◆ **Provided data**
((

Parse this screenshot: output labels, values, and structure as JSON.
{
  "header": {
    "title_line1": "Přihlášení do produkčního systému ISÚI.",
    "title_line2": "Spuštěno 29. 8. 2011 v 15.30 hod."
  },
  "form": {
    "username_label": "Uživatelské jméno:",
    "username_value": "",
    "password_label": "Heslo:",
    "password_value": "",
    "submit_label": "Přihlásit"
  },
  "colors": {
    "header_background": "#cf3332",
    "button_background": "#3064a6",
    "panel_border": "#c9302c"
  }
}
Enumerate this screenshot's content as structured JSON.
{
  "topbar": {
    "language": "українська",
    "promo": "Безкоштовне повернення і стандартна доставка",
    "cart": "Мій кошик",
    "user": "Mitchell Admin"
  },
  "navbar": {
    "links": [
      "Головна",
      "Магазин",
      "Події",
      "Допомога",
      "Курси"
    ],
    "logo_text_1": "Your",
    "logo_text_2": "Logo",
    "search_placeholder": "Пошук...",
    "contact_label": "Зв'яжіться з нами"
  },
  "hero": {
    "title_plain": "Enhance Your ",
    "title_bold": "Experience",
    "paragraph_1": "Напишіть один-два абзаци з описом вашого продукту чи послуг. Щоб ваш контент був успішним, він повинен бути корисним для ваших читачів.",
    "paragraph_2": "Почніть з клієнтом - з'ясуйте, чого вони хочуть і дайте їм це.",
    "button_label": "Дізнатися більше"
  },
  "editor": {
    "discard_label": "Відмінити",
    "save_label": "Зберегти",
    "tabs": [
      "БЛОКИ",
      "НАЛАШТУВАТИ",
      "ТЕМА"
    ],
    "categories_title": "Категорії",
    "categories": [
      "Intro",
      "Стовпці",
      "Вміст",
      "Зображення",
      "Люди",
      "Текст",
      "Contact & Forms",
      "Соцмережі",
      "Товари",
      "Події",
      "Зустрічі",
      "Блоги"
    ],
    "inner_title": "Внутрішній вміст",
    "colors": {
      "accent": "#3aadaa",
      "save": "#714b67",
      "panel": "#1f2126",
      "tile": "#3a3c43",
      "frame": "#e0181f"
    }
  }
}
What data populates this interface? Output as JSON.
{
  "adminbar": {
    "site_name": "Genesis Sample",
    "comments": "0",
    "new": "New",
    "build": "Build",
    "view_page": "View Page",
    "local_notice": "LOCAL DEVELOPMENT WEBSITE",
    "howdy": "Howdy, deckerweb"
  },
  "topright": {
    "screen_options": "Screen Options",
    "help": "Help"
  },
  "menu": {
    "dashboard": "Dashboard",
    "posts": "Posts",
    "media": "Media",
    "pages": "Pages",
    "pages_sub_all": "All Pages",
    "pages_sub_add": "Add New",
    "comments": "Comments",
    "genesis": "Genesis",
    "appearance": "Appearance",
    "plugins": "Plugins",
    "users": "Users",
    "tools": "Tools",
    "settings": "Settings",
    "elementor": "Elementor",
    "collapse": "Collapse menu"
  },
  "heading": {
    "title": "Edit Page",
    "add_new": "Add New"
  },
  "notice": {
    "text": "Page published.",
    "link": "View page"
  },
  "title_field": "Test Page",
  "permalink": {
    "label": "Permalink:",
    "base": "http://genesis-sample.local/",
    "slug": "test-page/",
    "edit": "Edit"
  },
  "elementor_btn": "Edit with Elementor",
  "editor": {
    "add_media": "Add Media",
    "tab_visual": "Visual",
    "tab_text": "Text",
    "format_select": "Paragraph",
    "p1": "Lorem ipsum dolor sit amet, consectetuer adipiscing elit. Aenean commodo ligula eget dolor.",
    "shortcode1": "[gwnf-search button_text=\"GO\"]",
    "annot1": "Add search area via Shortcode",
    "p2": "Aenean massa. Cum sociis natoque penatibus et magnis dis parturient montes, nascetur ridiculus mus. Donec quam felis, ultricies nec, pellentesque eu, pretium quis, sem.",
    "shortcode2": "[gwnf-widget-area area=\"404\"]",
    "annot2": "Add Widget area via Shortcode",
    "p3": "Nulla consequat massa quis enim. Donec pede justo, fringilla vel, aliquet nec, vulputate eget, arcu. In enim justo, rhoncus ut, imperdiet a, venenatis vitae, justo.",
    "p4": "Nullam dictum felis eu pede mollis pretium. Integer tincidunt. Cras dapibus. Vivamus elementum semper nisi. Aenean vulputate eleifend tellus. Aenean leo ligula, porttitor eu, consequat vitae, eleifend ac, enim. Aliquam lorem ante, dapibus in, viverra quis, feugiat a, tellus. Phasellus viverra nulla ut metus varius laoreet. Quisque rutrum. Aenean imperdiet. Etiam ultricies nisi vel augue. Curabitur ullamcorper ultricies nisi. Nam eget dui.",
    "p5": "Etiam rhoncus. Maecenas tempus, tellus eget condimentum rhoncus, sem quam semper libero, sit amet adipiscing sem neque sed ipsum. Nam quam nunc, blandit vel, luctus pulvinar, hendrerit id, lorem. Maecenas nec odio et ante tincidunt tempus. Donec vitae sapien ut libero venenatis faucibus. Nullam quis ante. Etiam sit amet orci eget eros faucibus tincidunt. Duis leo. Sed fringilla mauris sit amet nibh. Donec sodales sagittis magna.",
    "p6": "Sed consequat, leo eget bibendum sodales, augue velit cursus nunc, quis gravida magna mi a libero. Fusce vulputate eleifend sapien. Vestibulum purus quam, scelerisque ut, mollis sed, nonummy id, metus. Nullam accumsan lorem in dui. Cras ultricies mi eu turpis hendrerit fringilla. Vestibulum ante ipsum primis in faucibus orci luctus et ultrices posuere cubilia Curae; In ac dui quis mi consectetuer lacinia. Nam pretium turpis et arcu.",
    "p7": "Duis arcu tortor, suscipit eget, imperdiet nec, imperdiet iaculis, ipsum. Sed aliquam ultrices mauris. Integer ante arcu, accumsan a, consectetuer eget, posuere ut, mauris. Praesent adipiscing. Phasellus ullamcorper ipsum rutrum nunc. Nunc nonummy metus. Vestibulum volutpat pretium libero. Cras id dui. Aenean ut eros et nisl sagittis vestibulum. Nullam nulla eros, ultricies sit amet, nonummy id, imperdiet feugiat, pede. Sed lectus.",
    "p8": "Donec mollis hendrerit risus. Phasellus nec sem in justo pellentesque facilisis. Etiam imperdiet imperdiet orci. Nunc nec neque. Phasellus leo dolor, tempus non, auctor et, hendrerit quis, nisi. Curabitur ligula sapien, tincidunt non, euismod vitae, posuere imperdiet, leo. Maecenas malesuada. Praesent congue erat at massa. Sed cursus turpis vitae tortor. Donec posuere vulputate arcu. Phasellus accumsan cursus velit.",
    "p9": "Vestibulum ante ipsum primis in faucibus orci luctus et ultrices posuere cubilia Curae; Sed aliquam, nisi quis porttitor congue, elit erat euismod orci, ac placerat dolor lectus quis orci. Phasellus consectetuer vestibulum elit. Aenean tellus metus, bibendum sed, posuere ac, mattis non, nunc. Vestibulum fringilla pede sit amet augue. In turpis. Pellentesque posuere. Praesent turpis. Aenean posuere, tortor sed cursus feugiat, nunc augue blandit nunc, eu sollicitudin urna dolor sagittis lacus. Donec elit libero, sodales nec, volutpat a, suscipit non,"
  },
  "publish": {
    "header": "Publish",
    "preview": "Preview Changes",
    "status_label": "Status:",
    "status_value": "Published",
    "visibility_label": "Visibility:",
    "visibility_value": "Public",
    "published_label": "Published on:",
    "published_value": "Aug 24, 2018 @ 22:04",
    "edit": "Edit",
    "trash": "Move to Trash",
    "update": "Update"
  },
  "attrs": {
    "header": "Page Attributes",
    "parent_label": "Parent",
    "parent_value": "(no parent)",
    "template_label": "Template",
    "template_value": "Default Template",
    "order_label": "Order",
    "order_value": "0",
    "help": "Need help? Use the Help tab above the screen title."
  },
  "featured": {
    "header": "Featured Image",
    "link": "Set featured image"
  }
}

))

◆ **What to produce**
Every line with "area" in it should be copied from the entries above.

◆ **Finished exercise**
    "annot1": "Add search area via Shortcode",
    "shortcode2": "[gwnf-widget-area area=\"404\"]",
    "annot2": "Add Widget area via Shortcode",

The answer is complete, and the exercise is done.